Desert winds have dumped 300,000 tons of sand and dust on the Chinese capital this week, turning gray rooftops yellow and forcing residents to wear surgical masks. But officials said Thursday they were confident nature would not disrupt plans to host environmentally “green” Olympic Games in 2008.
“The Olympics will be in August; the sandstorms usually hit Beijing in the months of March, April and May,” said Liu Tuo, deputy director of the Chinese State Forestry Administration’s sandstorm-control agency, at a news briefing. “Even if there are sandstorms in 2008, we have reason to be confident that the situation will not be as severe as it is now, because we are making efforts to improve the situation and they should be paying off.”
Though Olympic athletes and spectators from around the world may be lucky enough to miss the storms, Chinese officials know it could be a long time before Beijing residents can be free from the annual plague.
“Given the millions of square kilometers of desert in China, they will continue to be a source of sandstorms in the future, and we cannot cherish unrealistic expectations this problem will vanish overnight,” said Yang Weixi, chief engineer of China’s Desertification Control Center.
Nearly one-fifth of China’s landmass is desert.

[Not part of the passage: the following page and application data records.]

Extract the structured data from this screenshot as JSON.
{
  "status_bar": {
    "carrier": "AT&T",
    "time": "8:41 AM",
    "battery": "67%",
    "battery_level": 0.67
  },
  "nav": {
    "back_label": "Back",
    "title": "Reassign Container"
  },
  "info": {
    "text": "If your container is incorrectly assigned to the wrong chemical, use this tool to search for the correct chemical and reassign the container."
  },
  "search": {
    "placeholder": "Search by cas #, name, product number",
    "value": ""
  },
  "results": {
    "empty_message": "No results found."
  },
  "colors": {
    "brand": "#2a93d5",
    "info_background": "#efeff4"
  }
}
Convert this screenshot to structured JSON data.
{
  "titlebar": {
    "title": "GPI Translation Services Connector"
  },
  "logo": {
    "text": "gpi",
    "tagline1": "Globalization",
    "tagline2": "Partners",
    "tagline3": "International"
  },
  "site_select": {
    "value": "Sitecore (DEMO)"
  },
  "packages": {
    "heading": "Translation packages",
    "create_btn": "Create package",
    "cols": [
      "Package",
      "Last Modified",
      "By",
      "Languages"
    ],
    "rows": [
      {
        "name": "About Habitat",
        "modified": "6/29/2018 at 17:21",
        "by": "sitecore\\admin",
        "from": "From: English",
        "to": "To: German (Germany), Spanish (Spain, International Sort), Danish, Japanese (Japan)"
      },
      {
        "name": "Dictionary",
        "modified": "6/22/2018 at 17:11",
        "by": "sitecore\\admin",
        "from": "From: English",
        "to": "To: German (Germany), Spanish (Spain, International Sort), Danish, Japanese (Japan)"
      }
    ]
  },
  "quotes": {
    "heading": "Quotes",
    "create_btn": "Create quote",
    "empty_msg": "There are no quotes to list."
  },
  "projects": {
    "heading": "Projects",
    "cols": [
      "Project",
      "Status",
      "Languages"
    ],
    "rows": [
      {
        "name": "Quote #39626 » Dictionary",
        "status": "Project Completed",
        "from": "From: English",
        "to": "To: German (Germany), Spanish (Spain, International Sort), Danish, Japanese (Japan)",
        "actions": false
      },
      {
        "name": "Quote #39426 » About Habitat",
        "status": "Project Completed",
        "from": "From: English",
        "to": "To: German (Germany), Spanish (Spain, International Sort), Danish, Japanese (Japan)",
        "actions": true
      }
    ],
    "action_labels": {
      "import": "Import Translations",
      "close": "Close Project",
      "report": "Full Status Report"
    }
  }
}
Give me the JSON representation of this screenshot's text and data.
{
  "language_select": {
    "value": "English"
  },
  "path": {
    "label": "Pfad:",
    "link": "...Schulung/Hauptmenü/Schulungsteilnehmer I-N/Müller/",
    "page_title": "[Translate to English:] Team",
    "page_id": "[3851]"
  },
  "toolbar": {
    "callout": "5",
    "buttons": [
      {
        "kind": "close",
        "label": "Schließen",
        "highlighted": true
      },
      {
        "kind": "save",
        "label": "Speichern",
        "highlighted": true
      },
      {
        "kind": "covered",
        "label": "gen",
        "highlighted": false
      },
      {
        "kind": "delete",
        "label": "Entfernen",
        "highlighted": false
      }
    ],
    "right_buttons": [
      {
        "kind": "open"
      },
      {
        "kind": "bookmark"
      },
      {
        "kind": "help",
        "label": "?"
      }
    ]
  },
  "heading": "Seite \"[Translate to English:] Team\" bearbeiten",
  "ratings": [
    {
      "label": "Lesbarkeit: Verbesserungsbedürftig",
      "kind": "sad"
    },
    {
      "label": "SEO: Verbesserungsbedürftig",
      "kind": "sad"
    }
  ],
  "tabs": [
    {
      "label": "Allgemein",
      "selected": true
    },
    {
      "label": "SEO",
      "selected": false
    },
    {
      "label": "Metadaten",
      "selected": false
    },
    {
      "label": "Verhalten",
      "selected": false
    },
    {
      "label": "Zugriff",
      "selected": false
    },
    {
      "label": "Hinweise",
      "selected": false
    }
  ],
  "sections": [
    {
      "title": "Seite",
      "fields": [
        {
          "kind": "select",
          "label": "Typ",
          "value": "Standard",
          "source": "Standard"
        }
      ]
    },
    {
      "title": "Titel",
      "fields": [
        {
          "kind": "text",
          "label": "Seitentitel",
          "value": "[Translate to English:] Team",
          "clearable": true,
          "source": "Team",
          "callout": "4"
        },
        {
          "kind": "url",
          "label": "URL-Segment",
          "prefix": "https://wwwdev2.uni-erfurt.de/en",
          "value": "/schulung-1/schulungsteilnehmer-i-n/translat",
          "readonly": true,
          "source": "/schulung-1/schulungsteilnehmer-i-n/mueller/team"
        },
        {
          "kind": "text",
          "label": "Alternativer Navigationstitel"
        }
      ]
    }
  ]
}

Soil erosion caused by overgrazing, farming and deforestation has exacerbated the desertification, especially in the country’s arid northwest.
Situated at the foot of an encroaching Gobi Desert, Beijing has been struck by 10 sandstorms since February, the worst record in five years. Those storms have come despite efforts to create greenbelts to shield the city from the dry tempests.
Beijing’s pollution is intensified by its ever-growing traffic congestion and ubiquitous construction sites, the product of a furious real estate boom ahead of the highly anticipated Olympic Games.
The capital has recorded only 56 “blue sky” days with relatively clean and clear air this year, 16 fewer than at this time last year. That makes it tough for the city to meet its goal of seeing 230 clean-air days a year to be truly considered the home of a green Olympics.
The sandstorms this year have been so bad that even China’s premier has taken notice.
“Comrades, we cannot just sit in meetings behind closed doors. The sandy weather in Beijing has already raged outside for more than 10 days,” the official New China News Agency quoted Premier Wen Jiabao as saying during a national conference on the environment this week. “Besides climatic factors, it reflects the critical environmental situation we are facing.”
Wen Bo, the Beijing representative for the San Francisco-based group Pacific Environment, said that in some ways the recent sandstorms were a blessing in disguise.
“China’s environment has been deteriorating a long time; the government had in the past mostly ignored the problem,” said Wen, who is not related to the premier. “If Beijing is not hit by the sandstorms, then officials could not feel firsthand how bad the situation is and really treat it as a wake-up call.”